Lapera:Andlisteners, if you follow this space closely, you might be saying, "What aboutHensarling'sFinancial Choice Act?" Thatmight go through. TheChoice Act, for listeners who are not as well versed in this space, isbasically the new answer to Dodd-Frank. They would take the Dodd-Frank framework and repeal what they want and put in new things,some of which are good and some of which are baddepending on who you ask. And that's the legislation we're talking about thatprobably won't get through the Senate, but who knows, it might.

Maxfield:Let me make one really fast point on the Hensarling Financial Choice Act. Ironically, the Financial Choice Act wouldeven further raise capital requirements on banks. It would decreasesome of thoseperipheralrequirements, regulations on them. But it would make things even worse for the banks, in terms of the core banking function. There'sa lot of moving pieces here.
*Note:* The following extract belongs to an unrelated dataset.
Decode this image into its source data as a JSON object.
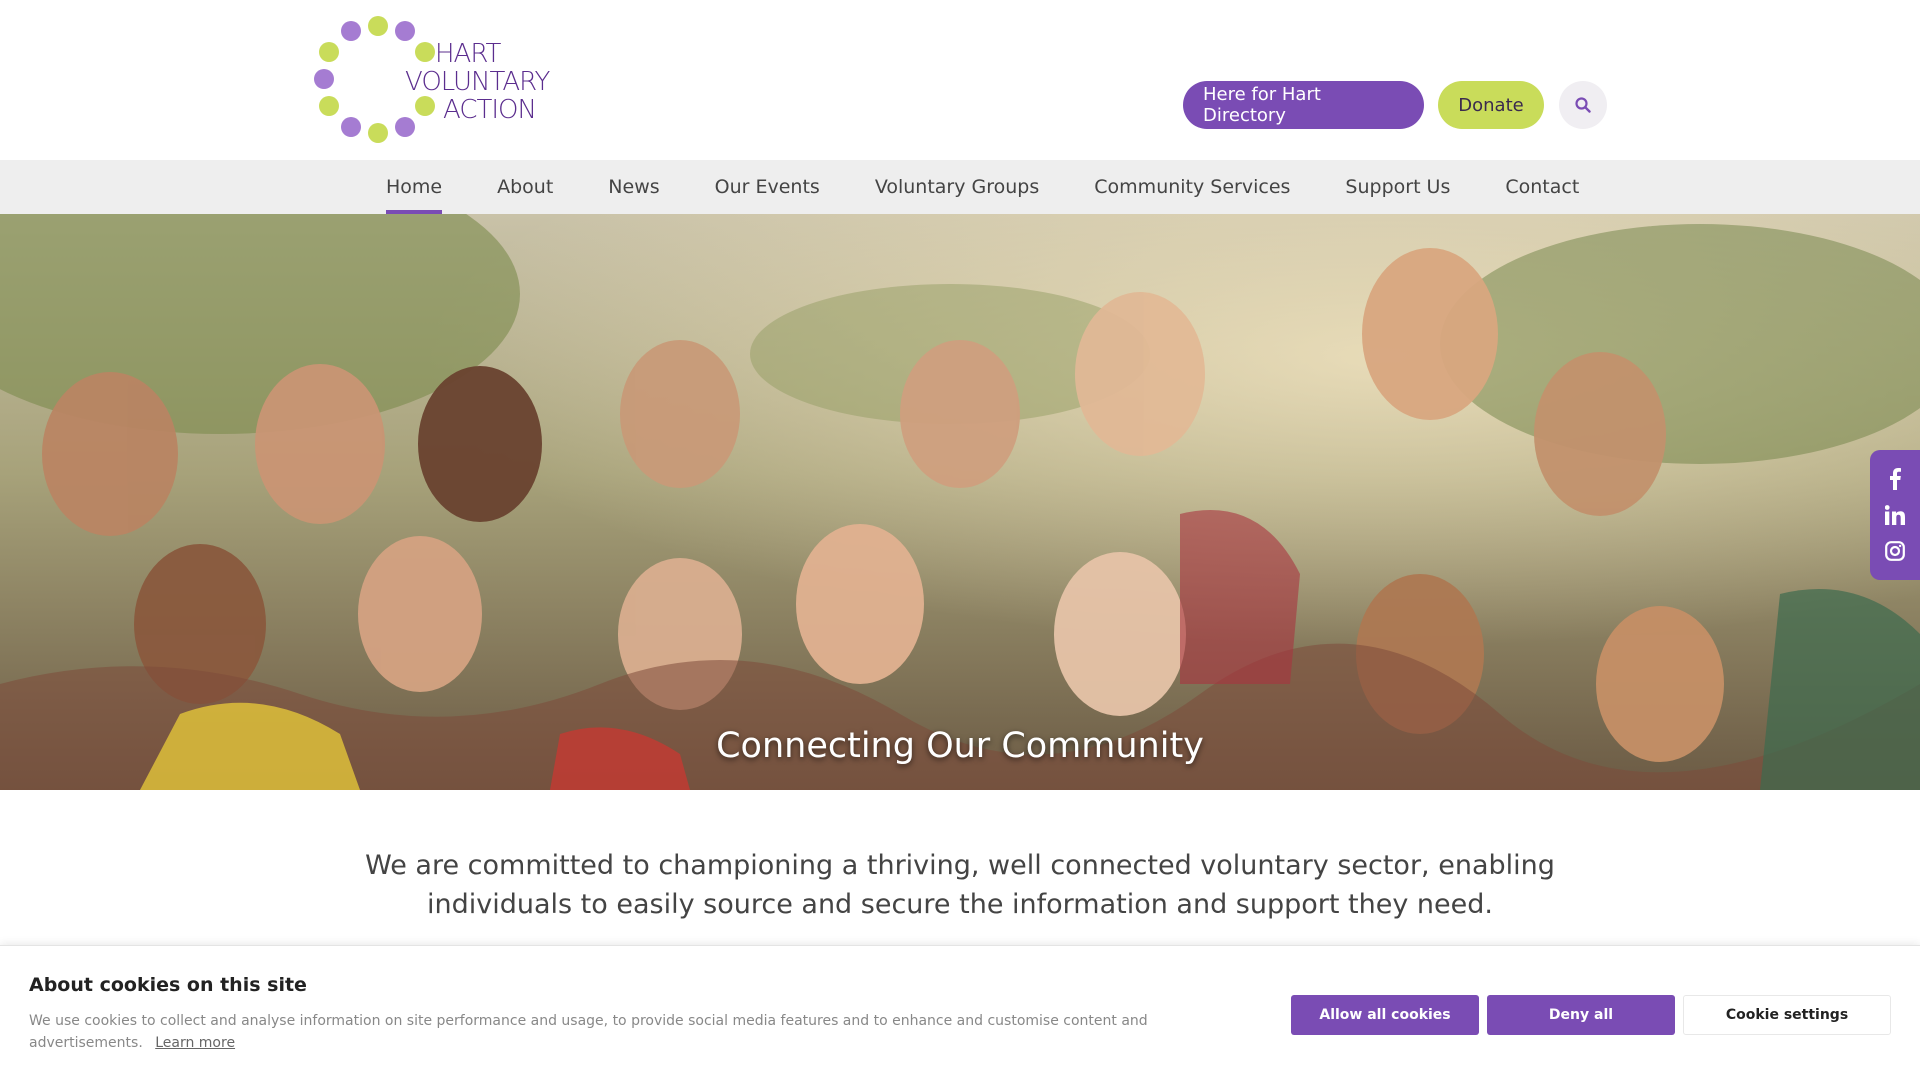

Lapera: Definitely. Honestly, the Financial Choice Actcould be an entire nother show on its own. So, we're going to leave it at that for now.If you guys have any questions,definitely contact us at industryfocus@fool.com or by tweeting us @MFIndustryFocus. Basically, the way thatI would like to wrap up the show is saying overall the executive orderdoesn't actually do muchbesides requiring that reportfrom the Department of Treasury. It mightpossibly trigger the repeal of Dodd-Frankin favor of other regulation down the line,but we don't know yet. I know that you guys probably get sick of me and Johnsaying that over and over on this show,but we just don't know. If we did know,we would probably have different jobs.[laughs] Because then we could see the future. We'd be like Biff inBack to the Future.[laughs]
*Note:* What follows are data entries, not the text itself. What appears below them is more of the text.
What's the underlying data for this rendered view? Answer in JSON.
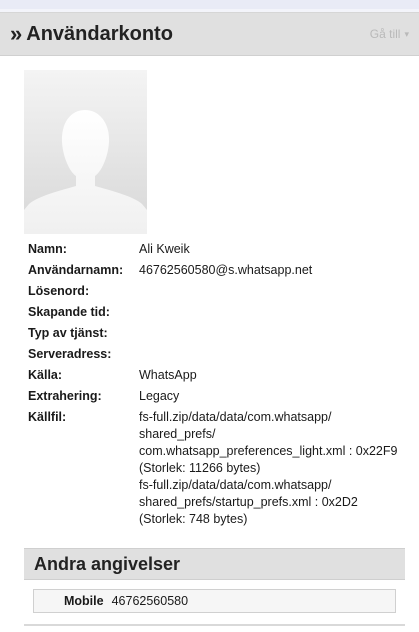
{
  "header": {
    "chevron": "»",
    "title": "Användarkonto",
    "goto_label": "Gå till",
    "goto_caret": "▾"
  },
  "avatar": {
    "icon": "user-silhouette-icon"
  },
  "properties": [
    {
      "key": "Namn:",
      "value": [
        "Ali Kweik"
      ]
    },
    {
      "key": "Användarnamn:",
      "value": [
        "46762560580@s.whatsapp.net"
      ]
    },
    {
      "key": "Lösenord:",
      "value": []
    },
    {
      "key": "Skapande tid:",
      "value": []
    },
    {
      "key": "Typ av tjänst:",
      "value": []
    },
    {
      "key": "Serveradress:",
      "value": []
    },
    {
      "key": "Källa:",
      "value": [
        "WhatsApp"
      ]
    },
    {
      "key": "Extrahering:",
      "value": [
        "Legacy"
      ]
    },
    {
      "key": "Källfil:",
      "value": [
        "fs-full.zip/data/data/com.whatsapp/",
        "shared_prefs/",
        "com.whatsapp_preferences_light.xml : 0x22F9",
        "(Storlek: 11266 bytes)",
        "fs-full.zip/data/data/com.whatsapp/",
        "shared_prefs/startup_prefs.xml : 0x2D2",
        "(Storlek: 748 bytes)"
      ]
    }
  ],
  "other_section": {
    "title": "Andra angivelser",
    "entries": [
      {
        "key": "Mobile",
        "value": "46762560580"
      }
    ]
  },
  "colors": {
    "header_bg": "#e0e0e0",
    "panel_bg": "#ffffff",
    "page_bg": "#f3f4fa"
  }
}
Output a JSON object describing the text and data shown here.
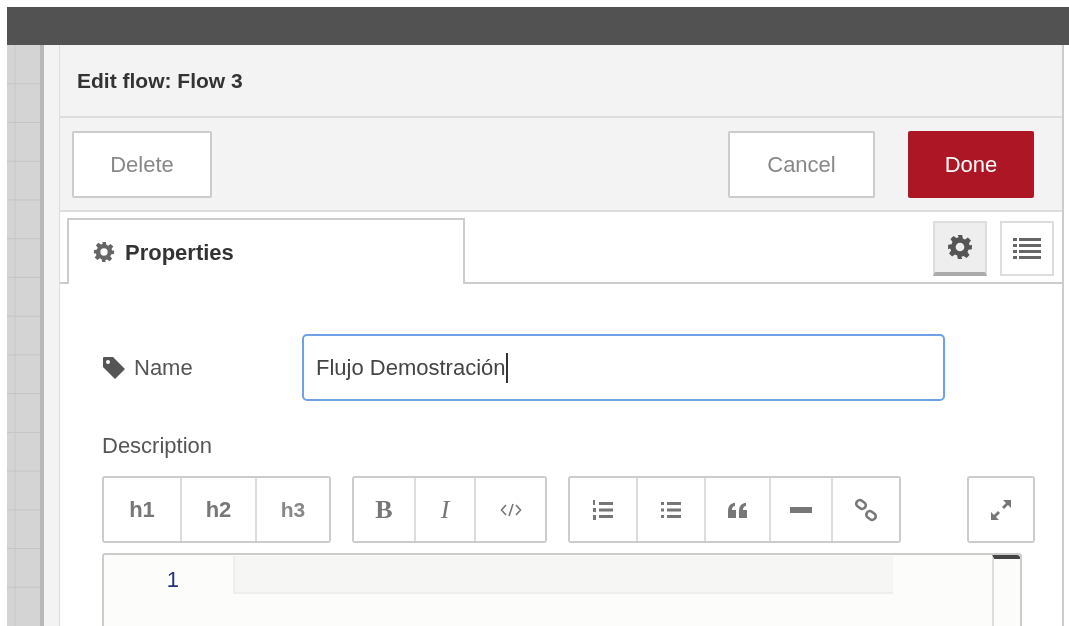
{
  "header": {
    "title": "Edit flow: Flow 3"
  },
  "buttons": [
    {
      "label": "Delete",
      "kind": "plain"
    },
    {
      "label": "Cancel",
      "kind": "plain"
    },
    {
      "label": "Done",
      "kind": "primary"
    }
  ],
  "tabs": [
    {
      "label": "Properties",
      "selected": true
    }
  ],
  "side_tabs": [
    {
      "kind": "settings",
      "selected": true
    },
    {
      "kind": "list",
      "selected": false
    }
  ],
  "form": {
    "name_label": "Name",
    "name_value": "Flujo Demostración",
    "description_label": "Description"
  },
  "toolbar": [
    [
      {
        "kind": "heading",
        "label": "h1"
      },
      {
        "kind": "heading",
        "label": "h2"
      },
      {
        "kind": "heading-light",
        "label": "h3"
      }
    ],
    [
      {
        "kind": "bold",
        "label": "B"
      },
      {
        "kind": "italic",
        "label": "I"
      },
      {
        "kind": "code"
      }
    ],
    [
      {
        "kind": "ordered-list"
      },
      {
        "kind": "bullet-list"
      },
      {
        "kind": "quote"
      },
      {
        "kind": "rule"
      },
      {
        "kind": "link"
      }
    ],
    [
      {
        "kind": "expand"
      }
    ]
  ],
  "editor": {
    "line_numbers": [
      "1"
    ]
  }
}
Maxfield:[laughs] Did he have a job?

Lapera: No,he was just a crazy mogul from winning all his bets. It'sa great trilogy, in case you haven't seen it. Austin, have you seen Back to the Future?
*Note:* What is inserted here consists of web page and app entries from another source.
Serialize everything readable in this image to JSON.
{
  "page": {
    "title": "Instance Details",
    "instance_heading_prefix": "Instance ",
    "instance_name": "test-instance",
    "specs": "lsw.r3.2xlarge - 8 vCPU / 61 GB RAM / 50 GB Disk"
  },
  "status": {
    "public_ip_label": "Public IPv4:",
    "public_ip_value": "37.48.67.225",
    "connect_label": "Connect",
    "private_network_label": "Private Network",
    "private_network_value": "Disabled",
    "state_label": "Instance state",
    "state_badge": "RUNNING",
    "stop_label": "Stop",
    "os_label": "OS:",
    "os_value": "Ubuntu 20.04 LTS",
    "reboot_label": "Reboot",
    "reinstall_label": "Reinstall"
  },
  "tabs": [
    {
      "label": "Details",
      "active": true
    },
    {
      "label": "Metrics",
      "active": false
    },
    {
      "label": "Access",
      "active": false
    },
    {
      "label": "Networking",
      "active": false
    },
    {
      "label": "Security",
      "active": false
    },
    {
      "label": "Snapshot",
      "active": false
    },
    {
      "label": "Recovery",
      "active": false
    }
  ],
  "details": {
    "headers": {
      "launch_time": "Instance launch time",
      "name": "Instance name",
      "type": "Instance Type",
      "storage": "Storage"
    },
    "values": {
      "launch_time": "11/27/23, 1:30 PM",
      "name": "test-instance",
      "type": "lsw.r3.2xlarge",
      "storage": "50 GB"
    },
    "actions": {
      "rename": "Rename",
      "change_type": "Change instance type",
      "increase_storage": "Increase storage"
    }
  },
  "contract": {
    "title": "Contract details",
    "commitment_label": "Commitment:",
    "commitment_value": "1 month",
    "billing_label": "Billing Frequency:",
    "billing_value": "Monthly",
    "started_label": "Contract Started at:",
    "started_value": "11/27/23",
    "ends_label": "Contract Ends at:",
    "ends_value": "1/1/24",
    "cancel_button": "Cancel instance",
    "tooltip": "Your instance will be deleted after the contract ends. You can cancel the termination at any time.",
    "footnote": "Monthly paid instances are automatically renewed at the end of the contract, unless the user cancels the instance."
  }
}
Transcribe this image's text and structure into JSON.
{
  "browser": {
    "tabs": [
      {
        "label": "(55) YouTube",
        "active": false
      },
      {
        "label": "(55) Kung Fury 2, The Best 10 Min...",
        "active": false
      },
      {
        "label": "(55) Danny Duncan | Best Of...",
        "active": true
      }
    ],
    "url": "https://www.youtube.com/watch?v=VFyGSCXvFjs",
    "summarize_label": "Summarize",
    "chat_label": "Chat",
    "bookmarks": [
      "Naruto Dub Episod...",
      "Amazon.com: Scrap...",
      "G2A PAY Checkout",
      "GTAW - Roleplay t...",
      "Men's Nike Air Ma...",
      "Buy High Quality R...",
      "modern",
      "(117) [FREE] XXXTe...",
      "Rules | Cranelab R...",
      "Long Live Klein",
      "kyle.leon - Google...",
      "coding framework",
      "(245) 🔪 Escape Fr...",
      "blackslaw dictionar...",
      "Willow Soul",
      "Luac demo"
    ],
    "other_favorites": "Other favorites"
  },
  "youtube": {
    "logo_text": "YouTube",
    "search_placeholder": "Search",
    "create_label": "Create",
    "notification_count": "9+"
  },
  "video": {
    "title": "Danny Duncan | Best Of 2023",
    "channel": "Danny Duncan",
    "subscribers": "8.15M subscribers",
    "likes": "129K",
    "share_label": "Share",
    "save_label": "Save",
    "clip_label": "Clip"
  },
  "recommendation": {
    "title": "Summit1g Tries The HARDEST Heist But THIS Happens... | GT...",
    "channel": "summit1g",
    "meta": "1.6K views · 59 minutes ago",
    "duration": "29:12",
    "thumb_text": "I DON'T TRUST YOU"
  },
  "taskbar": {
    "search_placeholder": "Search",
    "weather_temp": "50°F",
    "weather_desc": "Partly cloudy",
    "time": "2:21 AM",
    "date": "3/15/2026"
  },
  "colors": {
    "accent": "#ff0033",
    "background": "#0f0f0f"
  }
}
Austin Morgan: Yes, I have.

Lapera: Which one is your favorite?

Morgan: It'stough to say.

Lapera: Really? I'd say No. 3, for sure, for me.

Morgan: I enjoyed all of them.

Lapera: I just really like the Old West thing that was going on in No. 3.

Maxfield:It'sso hard to choose between masterpieces.

Lapera: That's true.[laughs] I will say that I also liked theleast favorite Indiana Jones movie, the Temple of Doom, the one with the heart beingripped out of the guy's chest, still beating.I was a very morbid child, apparently,but it's still one of my favorites. Anyway,[laughs]now that you guys know a little bit too much about me,let me read some disclosures here.

As usual, people on the program may haveinterests in the stocks that they talk about,and The Motley Foolmay have recommendations for or against,so don't buy or sell stocks based solely on what you hear. Thank you guysvery much for joining us. I hope everyone has a great week. Pleasedon't send me mean emailsabout this show.

Maxfield:No, do. Do send her mean emails, please.

Lapera: No! I mean,even if you sent me an email saying, "What are your political opinions?"I'm not going to answer it. I'm going to say, "I'msorry, I can't say anything,because The Motley Fool does not hold political stances," which is true. We cantalk about what is going onin politics, but I'm not going to tell you what I personally think. All right, well, that wraps it up for us. Thanks for joining us, John. Thank you, Austin. And everyonehave a great week!

Gaby Lapera has no position in any stocks mentioned. John Maxfield owns shares of Bank of America and Goldman Sachs. The Motley Fool has no position in any of the stocks mentioned. The Motley Fool has a disclosure policy.